“NDAs are included for the benefit of both the council and the other party/parties.

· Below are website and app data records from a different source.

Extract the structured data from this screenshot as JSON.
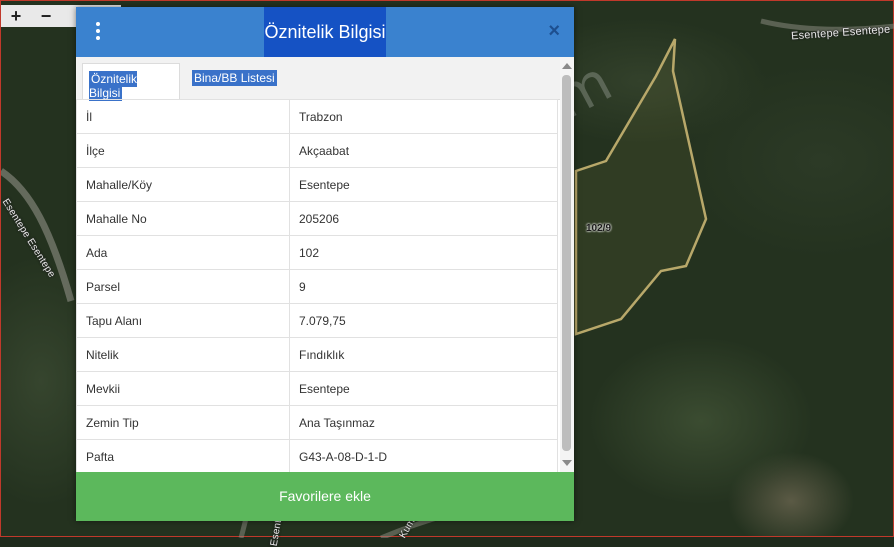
{
  "map": {
    "zoom_in": "+",
    "zoom_out": "−",
    "street_top": "Esentepe Esentepe",
    "street_left": "Esentepe Esentepe",
    "street_bottom": "Esentepe",
    "street_bottom2": "Kum",
    "parcel_label": "102/9",
    "watermark": "emlakjet.com"
  },
  "dialog": {
    "title": "Öznitelik Bilgisi",
    "close": "×",
    "tabs": [
      {
        "label": "Öznitelik Bilgisi"
      },
      {
        "label": "Bina/BB Listesi"
      }
    ],
    "rows": [
      {
        "key": "İl",
        "value": "Trabzon"
      },
      {
        "key": "İlçe",
        "value": "Akçaabat"
      },
      {
        "key": "Mahalle/Köy",
        "value": "Esentepe"
      },
      {
        "key": "Mahalle No",
        "value": "205206"
      },
      {
        "key": "Ada",
        "value": "102"
      },
      {
        "key": "Parsel",
        "value": "9"
      },
      {
        "key": "Tapu Alanı",
        "value": "7.079,75"
      },
      {
        "key": "Nitelik",
        "value": "Fındıklık"
      },
      {
        "key": "Mevkii",
        "value": "Esentepe"
      },
      {
        "key": "Zemin Tip",
        "value": "Ana Taşınmaz"
      },
      {
        "key": "Pafta",
        "value": "G43-A-08-D-1-D"
      }
    ],
    "favorite_button": "Favorilere ekle"
  },
  "colors": {
    "header": "#3a82cf",
    "title_highlight": "#1552c4",
    "button": "#5cb85c",
    "parcel_outline": "#b8a86a"
  }
}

It is important to note that an NDA is one part of an overall agreement to settle a dispute, and the majority of any costs will be met from within the relevant service’s budget.”

Reacting to the payouts, Hawick and Hermitage councillor Davie Paterson said: “I am a bit concerned at the use of no disclosure agreements, surely council tax payers are entitled to a full and comprehensive explanation as to why the council use them?

“The public, quite rightly, will be asking why do the council have to pay out this money, they may be asking is there something wrong with the management at the top?

“The public would love to know why £25,000 has to be spent to keep a former employee quiet when this admin are making cuts left right and centre, but yet they can find £112,700 to give to former employees.”

However, the council’s leader of the opposition, Tweeddale East councillor Stuart Bell, urged a more even-handed approach to non disclosure agreements.

He said: “Secrecy by a public authority is sometimes necessary, but any overuse does not reflect well on a public authority which should be committed to openness and transparency.  

“I read of growing concern about the use of non disclosure agreements across a range of public bodies; with Westminster MPs, for example, calling for these to be made ‘a thing of the past’.

“That said; I don’t currently think that Scottish Borders Council’s use of these agreements is particularly out of line with their use by other Scottish local authorities.  

“Information is limited by some, for example Edinburgh and Aberdeen cities, refusing to respond to freedom of information requests for details.  

“But Glasgow City, who have responded to an FOI, and are a much larger local authority than the Scottish Borders, have applied non disclosure agreements more than six times as frequently as Scottish Borders Council over the last five years.

“I am minded, as chair of the council’s audit and scrutiny committee, to discuss with colleagues on this committee whether to suggest we should scrutinise the council’s use of non disclosure agreements.  

“This would, of course have to be done in strict privacy, but it might allow some reassurance to the public that these agreements are not being overused.”